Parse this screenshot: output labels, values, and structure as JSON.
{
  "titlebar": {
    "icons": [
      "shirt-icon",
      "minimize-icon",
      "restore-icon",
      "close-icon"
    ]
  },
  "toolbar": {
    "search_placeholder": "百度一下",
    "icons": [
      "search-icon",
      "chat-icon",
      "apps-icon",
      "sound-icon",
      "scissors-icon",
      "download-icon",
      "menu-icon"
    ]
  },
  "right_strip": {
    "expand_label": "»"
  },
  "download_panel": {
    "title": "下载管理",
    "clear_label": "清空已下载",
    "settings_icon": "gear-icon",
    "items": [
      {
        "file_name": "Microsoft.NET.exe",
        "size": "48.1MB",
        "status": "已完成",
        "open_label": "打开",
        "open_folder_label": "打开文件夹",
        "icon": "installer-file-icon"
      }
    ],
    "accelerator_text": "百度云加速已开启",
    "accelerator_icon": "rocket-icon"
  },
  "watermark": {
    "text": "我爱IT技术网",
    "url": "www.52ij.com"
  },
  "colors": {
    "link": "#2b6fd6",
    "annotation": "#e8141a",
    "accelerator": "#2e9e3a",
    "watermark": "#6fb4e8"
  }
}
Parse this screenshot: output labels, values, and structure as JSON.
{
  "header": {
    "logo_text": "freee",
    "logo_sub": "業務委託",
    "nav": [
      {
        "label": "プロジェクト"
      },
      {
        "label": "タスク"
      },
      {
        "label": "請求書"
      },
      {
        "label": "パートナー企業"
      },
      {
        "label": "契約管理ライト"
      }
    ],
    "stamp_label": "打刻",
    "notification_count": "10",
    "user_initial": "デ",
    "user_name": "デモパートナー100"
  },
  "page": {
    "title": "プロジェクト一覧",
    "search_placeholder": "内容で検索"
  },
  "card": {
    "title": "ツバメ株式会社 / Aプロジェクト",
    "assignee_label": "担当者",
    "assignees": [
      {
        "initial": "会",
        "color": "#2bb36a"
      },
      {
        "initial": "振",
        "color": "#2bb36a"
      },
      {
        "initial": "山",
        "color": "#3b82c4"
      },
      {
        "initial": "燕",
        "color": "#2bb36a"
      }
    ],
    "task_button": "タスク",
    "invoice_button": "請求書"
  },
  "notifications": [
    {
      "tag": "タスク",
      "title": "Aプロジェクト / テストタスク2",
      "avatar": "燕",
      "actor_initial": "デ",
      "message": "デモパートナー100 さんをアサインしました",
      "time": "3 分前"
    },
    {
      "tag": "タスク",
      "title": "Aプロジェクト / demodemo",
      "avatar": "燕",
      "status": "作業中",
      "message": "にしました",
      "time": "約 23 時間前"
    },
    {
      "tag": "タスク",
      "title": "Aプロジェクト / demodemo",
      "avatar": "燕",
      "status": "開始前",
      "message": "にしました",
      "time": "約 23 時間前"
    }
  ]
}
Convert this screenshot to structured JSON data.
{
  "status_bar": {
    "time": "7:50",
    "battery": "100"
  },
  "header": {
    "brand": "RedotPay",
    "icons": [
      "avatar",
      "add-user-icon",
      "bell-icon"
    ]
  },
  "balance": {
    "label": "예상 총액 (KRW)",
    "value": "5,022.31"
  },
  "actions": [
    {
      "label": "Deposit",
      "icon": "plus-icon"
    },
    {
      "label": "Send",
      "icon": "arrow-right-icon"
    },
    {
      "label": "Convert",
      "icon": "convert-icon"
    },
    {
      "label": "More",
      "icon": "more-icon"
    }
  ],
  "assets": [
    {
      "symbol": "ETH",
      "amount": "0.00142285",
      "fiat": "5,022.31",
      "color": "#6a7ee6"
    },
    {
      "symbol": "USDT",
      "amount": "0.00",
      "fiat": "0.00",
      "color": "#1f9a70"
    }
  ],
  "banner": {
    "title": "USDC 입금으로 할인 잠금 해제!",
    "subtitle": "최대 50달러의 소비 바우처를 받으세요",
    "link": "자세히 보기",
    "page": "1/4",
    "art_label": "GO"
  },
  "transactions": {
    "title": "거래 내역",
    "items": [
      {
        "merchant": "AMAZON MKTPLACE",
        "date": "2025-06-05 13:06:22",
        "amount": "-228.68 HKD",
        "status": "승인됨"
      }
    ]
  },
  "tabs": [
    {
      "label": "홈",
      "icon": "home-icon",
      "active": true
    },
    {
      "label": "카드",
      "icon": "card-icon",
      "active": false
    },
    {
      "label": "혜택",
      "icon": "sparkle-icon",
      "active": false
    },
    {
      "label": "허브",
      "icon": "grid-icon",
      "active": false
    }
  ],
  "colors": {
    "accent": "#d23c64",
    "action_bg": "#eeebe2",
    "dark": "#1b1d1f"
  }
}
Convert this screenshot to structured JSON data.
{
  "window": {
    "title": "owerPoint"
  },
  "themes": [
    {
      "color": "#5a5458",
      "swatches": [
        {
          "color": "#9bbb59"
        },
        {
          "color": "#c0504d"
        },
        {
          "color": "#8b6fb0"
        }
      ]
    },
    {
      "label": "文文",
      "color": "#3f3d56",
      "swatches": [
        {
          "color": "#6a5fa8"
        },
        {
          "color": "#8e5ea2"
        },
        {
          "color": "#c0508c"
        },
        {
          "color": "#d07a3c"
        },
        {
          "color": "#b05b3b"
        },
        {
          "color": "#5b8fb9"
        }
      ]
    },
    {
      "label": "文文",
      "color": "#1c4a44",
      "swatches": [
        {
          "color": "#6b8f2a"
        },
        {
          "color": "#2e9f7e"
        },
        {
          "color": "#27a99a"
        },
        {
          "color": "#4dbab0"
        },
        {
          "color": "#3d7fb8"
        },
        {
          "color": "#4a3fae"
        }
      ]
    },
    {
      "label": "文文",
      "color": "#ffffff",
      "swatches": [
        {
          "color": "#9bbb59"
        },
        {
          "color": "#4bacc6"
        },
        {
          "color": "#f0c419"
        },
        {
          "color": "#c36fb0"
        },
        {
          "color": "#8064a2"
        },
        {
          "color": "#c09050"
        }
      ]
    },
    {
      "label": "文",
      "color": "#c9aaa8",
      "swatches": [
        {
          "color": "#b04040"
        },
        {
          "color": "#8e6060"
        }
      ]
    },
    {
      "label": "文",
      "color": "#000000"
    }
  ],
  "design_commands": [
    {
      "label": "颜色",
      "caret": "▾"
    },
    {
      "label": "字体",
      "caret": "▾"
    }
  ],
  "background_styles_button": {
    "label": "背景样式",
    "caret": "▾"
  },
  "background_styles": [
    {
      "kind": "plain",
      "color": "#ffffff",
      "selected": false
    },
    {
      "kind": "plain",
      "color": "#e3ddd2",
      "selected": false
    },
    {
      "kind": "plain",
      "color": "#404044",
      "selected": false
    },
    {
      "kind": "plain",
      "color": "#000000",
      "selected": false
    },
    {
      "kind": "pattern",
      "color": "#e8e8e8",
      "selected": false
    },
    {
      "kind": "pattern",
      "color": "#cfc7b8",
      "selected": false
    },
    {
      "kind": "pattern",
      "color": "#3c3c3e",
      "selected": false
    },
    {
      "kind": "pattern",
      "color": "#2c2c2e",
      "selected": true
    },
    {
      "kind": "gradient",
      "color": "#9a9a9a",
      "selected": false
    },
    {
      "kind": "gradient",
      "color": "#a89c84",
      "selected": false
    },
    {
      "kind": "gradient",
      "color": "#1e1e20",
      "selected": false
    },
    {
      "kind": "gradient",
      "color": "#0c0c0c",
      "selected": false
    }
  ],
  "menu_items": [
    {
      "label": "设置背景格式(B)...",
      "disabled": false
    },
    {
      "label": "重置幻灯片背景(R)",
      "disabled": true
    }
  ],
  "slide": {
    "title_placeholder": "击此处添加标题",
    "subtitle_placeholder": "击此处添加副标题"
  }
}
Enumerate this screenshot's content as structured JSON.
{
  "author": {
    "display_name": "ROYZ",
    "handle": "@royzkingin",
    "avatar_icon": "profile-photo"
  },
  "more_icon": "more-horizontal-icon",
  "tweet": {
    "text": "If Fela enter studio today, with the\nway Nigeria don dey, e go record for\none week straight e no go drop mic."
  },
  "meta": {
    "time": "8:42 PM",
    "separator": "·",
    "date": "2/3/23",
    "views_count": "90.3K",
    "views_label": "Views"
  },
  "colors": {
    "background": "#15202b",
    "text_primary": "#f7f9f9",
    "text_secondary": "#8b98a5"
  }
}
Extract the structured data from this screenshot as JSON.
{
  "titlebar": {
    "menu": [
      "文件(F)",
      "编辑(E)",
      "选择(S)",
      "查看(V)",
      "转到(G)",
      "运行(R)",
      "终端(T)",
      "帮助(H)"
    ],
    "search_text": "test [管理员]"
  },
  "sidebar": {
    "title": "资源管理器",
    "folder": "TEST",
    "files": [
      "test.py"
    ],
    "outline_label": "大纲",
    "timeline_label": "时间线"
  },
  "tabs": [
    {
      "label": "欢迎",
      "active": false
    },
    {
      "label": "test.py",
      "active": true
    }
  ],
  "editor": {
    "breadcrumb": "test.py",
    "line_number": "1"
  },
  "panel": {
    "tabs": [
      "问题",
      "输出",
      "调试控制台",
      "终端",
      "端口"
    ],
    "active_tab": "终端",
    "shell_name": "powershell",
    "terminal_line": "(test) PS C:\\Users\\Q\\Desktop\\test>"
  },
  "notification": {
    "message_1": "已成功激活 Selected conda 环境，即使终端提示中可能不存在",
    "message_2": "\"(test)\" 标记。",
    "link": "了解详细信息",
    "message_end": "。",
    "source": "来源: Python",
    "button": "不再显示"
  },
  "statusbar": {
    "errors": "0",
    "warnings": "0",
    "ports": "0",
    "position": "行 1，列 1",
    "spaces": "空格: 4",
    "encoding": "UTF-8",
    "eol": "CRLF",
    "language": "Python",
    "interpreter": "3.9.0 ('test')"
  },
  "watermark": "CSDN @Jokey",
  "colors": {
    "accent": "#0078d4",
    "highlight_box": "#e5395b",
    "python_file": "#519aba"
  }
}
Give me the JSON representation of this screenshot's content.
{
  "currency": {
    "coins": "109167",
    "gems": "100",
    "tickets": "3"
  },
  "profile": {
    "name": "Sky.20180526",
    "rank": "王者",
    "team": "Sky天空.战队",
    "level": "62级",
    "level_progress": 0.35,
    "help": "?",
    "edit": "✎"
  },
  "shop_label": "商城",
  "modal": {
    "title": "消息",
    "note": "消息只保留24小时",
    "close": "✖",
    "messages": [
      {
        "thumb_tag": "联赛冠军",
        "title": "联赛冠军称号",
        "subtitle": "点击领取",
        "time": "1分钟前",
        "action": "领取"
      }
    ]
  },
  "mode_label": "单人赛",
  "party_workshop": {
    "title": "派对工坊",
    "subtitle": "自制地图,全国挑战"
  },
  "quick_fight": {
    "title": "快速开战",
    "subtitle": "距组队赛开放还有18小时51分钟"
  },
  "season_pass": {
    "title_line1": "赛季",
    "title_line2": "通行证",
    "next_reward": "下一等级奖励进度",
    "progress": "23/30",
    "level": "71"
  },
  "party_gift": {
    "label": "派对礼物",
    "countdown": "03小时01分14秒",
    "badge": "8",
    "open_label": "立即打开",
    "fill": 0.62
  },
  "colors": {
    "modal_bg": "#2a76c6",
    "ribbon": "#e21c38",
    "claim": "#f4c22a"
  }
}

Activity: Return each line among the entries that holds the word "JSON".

Answer section:
Parse this screenshot: output labels, values, and structure as JSON.
Parse this screenshot: output labels, values, and structure as JSON.
Convert this screenshot to structured JSON data.
Convert this screenshot to structured JSON data.
Enumerate this screenshot's content as structured JSON.
Extract the structured data from this screenshot as JSON.
Give me the JSON representation of this screenshot's content.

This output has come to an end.